» **What you will do**
An exact copy of the data is needed, but without any of its images.

[Excerpts from an interface dataset]
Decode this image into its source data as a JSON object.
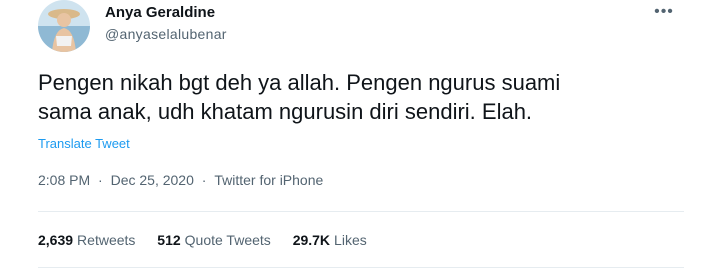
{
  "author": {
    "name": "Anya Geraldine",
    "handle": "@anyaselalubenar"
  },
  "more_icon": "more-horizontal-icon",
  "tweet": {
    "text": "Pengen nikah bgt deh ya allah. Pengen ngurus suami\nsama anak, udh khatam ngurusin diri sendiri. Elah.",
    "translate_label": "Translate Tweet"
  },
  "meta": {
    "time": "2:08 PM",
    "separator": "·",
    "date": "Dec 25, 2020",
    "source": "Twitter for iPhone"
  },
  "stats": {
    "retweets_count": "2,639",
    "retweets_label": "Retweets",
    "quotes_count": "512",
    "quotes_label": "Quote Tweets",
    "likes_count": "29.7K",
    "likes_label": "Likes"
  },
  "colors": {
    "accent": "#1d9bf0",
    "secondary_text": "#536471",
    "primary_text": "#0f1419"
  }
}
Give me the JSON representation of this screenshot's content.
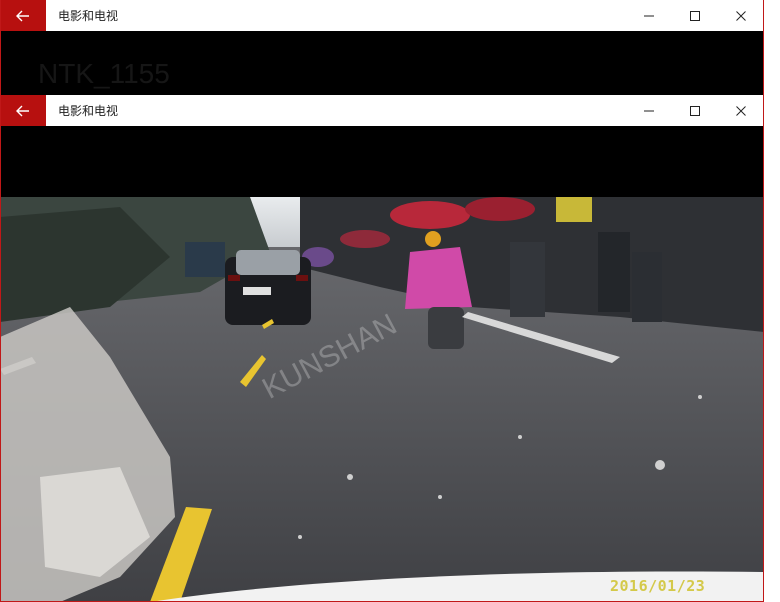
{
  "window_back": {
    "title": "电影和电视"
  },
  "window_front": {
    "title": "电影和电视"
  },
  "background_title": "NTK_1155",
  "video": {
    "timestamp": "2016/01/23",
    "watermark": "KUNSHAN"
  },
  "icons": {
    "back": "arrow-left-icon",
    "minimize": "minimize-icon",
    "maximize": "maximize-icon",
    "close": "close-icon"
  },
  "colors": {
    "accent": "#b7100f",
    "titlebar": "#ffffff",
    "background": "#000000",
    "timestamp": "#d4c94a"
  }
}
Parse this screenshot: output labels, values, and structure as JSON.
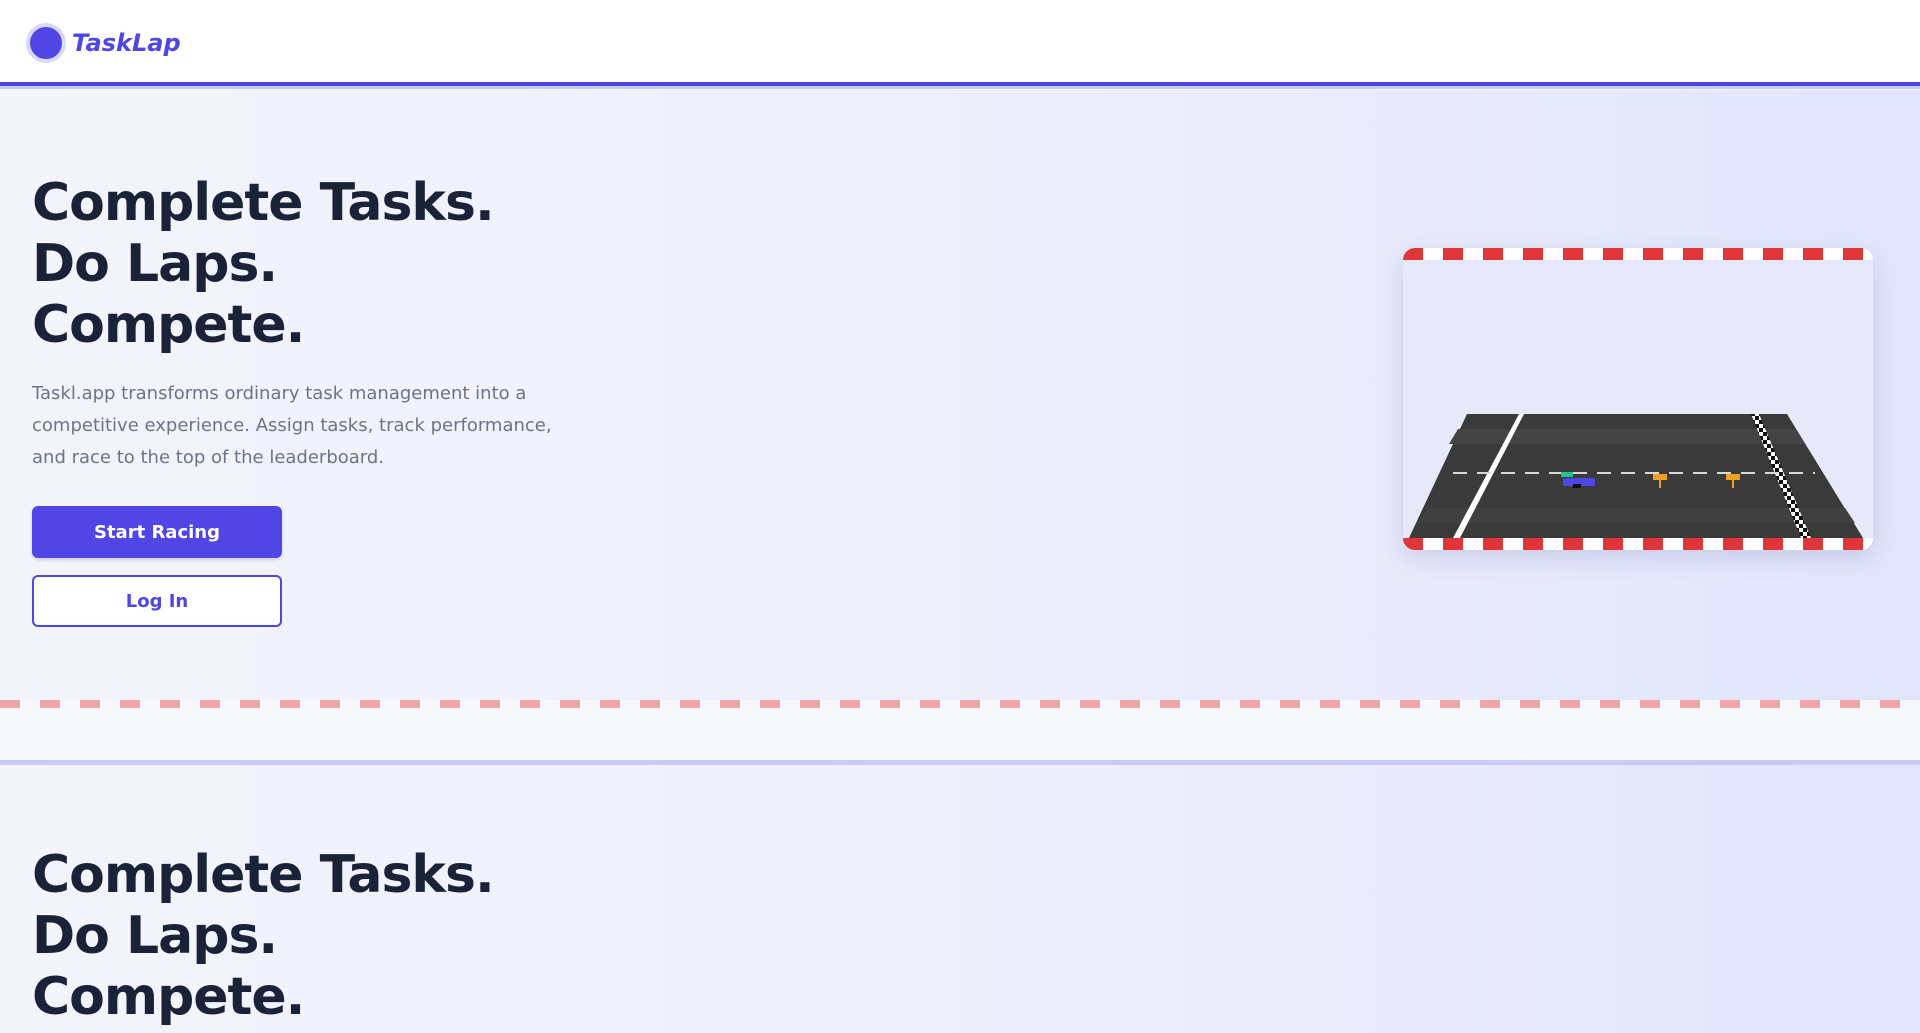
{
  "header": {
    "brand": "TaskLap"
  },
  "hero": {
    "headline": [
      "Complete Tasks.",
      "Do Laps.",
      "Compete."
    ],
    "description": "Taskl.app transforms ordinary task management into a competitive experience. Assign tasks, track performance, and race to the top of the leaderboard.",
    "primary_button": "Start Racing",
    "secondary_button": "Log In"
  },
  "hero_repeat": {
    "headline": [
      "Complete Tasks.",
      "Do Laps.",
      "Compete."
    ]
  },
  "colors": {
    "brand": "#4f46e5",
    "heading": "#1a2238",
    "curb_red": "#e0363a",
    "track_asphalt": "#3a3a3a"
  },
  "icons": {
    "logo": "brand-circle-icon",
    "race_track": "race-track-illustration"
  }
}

» **Answer space**
Decode this image into its source data as a JSON object.
{
  "author": {
    "name": "Anya Geraldine",
    "handle": "@anyaselalubenar"
  },
  "more_icon": "more-horizontal-icon",
  "tweet": {
    "text": "Pengen nikah bgt deh ya allah. Pengen ngurus suami\nsama anak, udh khatam ngurusin diri sendiri. Elah.",
    "translate_label": "Translate Tweet"
  },
  "meta": {
    "time": "2:08 PM",
    "separator": "·",
    "date": "Dec 25, 2020",
    "source": "Twitter for iPhone"
  },
  "stats": {
    "retweets_count": "2,639",
    "retweets_label": "Retweets",
    "quotes_count": "512",
    "quotes_label": "Quote Tweets",
    "likes_count": "29.7K",
    "likes_label": "Likes"
  },
  "colors": {
    "accent": "#1d9bf0",
    "secondary_text": "#536471",
    "primary_text": "#0f1419"
  }
}
Give me the JSON representation of this screenshot's content.
{
  "window_back": {
    "title": "电影和电视"
  },
  "window_front": {
    "title": "电影和电视"
  },
  "background_title": "NTK_1155",
  "video": {
    "timestamp": "2016/01/23",
    "watermark": "KUNSHAN"
  },
  "icons": {
    "back": "arrow-left-icon",
    "minimize": "minimize-icon",
    "maximize": "maximize-icon",
    "close": "close-icon"
  },
  "colors": {
    "accent": "#b7100f",
    "titlebar": "#ffffff",
    "background": "#000000",
    "timestamp": "#d4c94a"
  }
}
Parse this screenshot: output labels, values, and structure as JSON.
{
  "header": {
    "brand": "TaskLap"
  },
  "hero": {
    "headline": [
      "Complete Tasks.",
      "Do Laps.",
      "Compete."
    ],
    "description": "Taskl.app transforms ordinary task management into a competitive experience. Assign tasks, track performance, and race to the top of the leaderboard.",
    "primary_button": "Start Racing",
    "secondary_button": "Log In"
  },
  "hero_repeat": {
    "headline": [
      "Complete Tasks.",
      "Do Laps.",
      "Compete."
    ]
  },
  "colors": {
    "brand": "#4f46e5",
    "heading": "#1a2238",
    "curb_red": "#e0363a",
    "track_asphalt": "#3a3a3a"
  },
  "icons": {
    "logo": "brand-circle-icon",
    "race_track": "race-track-illustration"
  }
}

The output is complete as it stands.